  4. “In an authentic democracy, the citizens or people choose representatives in government by means of free, fair, contested, and regularly scheduled elections in which all adults have the right to vote and otherwise participate in the electoral process.”
  5. “Popular sovereignty prevails; the government rules by consent of the people to whom it is accountable.”

Democracies are anchored by Constitutions which define the the responsibilities of the various counter-balancing branches of government, and jury a system of laws or rules that apply to all citizens. The Constitution defines the limits on the power of government. It is a tricky balance. The democratic government must be powerful enough to maintain law and order. Yet it must be sufficiently restrained to avoid oppressing individual liberty.

Federalist No.51, dealt with this delicate balance, stating: “If angels were to govern men, neither external nor internal controls on government would be necessary. In framing a government which is to be administered by men over men, the great difficulty lies in this: you must first enable the government to control the governed, and in the next place oblige it to control itself.”

Dr. Patrick suggests that the rapidly expanding popularity of democracy as a form of government is its promise to deliver “ordered liberty…combining liberty and order in one constitutional government…an authentic democracy.”

This requires confidence and trust that is able to reach down into the community.
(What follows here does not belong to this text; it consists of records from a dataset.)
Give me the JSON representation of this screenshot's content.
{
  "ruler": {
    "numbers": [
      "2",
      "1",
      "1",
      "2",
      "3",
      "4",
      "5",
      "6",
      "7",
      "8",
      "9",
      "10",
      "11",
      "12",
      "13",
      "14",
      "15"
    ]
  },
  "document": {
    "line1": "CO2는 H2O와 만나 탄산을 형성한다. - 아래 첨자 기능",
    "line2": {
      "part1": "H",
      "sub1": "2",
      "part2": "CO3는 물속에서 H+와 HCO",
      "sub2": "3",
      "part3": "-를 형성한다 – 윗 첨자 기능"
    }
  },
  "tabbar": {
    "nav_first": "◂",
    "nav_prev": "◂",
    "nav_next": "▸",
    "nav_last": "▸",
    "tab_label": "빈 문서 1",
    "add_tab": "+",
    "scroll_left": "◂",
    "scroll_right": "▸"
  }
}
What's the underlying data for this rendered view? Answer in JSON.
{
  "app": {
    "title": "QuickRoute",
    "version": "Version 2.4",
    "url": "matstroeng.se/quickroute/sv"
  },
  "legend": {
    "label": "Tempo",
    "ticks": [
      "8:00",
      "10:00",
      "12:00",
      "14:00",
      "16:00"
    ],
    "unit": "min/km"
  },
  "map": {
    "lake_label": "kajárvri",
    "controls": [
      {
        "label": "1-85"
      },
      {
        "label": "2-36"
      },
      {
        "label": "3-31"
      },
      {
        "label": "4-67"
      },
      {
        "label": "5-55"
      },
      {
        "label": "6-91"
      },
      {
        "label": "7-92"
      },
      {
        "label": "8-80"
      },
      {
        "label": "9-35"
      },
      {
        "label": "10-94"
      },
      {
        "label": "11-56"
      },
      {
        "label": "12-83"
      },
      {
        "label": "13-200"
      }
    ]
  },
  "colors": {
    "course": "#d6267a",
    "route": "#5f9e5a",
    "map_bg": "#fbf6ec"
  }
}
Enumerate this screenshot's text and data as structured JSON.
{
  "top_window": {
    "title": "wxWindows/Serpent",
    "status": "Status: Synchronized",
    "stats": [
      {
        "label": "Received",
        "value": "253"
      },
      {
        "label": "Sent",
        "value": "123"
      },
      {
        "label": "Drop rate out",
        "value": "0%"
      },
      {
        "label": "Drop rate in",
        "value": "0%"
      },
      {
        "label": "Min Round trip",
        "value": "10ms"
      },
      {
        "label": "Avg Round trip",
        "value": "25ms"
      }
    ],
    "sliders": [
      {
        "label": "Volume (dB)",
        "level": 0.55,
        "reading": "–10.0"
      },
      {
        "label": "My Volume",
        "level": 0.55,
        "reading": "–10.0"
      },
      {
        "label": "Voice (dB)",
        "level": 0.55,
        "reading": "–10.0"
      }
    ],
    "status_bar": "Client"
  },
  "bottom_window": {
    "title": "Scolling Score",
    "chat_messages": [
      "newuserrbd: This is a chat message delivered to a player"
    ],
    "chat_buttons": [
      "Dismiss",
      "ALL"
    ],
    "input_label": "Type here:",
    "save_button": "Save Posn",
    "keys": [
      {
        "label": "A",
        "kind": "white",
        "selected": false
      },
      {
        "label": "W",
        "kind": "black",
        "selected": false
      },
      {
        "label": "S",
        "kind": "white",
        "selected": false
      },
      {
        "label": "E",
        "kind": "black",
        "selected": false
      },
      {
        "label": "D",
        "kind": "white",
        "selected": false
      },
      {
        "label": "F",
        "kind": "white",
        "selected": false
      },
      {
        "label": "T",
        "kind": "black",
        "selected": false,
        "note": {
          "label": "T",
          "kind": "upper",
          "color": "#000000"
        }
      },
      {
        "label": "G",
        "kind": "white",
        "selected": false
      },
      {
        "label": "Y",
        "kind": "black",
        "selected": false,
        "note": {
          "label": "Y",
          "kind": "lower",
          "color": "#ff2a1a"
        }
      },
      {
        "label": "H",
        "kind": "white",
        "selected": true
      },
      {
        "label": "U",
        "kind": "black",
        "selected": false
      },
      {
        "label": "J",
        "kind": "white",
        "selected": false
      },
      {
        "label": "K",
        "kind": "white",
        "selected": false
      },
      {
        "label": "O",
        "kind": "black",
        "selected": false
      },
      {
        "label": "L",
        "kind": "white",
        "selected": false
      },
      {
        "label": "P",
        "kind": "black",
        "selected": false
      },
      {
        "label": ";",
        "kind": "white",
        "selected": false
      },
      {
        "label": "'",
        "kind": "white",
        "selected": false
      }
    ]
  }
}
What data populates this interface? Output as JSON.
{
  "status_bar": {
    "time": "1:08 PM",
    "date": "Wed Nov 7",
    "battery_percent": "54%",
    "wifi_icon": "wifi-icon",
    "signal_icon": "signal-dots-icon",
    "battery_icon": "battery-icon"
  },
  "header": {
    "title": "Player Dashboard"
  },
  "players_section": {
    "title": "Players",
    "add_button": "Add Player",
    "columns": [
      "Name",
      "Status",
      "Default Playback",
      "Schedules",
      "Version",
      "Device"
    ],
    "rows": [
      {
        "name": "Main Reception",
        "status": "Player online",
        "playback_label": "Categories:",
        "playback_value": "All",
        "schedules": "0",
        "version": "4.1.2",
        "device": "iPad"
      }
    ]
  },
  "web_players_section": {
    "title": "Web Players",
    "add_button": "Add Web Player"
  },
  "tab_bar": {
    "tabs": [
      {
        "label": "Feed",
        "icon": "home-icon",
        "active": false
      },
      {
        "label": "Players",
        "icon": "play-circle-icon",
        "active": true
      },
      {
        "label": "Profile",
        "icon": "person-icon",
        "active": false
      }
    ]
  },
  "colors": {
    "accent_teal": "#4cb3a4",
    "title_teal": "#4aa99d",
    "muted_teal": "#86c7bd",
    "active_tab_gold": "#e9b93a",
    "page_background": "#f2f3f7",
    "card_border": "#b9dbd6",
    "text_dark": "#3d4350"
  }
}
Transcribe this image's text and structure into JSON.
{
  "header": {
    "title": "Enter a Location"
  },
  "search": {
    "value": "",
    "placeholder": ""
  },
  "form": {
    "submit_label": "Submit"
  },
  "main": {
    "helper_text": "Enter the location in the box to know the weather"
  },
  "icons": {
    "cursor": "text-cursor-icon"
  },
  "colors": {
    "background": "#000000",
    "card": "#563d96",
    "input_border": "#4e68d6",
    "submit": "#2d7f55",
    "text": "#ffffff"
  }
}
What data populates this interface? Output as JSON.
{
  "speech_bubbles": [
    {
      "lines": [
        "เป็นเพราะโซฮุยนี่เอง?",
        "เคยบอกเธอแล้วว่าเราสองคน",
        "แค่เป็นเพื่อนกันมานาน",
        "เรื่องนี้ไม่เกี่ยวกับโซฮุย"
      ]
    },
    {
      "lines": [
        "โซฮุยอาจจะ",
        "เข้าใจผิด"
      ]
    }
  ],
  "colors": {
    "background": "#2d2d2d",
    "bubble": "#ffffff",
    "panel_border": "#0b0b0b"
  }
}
It requires liberal amounts of compassion, understanding and partnership. It requires real time processing of individual fears and worries. And it requires hope.

The roughly 1 million physicians and 4.2 million Registered Nurses at their best, deliver all of the above to all comers. They are neither saints nor sinners. They are human. Those of us who have spent time educating and managing this workforce, have appealed to their sense of professionalism and their oaths of duty. We’ve reinforced that living under our impossibly high expectations is, after all, what they signed up for. Historically, in most cases, they have delivered beyond our expectations.

I see health professionals as front-line educators and defenders of democracy. As Dr. Patrick notes, “If there would be ‘government of the people, by the people, and for the people’ – Abraham Lincoln’s pithy phrase about the meaning of democracy – then there must be education of the people about what it is, how to do it, why it is good, or at least better than the alternatives to it.”

But learning in democracy, as in health care, is an intimate affair. It requires that people “touch each other.” Neither AI, nor the latest mRNA technology, can cure “what ails us.” The solutions are distinctly human.

Mike Magee MD is a Medical Historian, regular THCB Contributor, and the author of CODE BLUE: Inside the Medical Industrial Complex.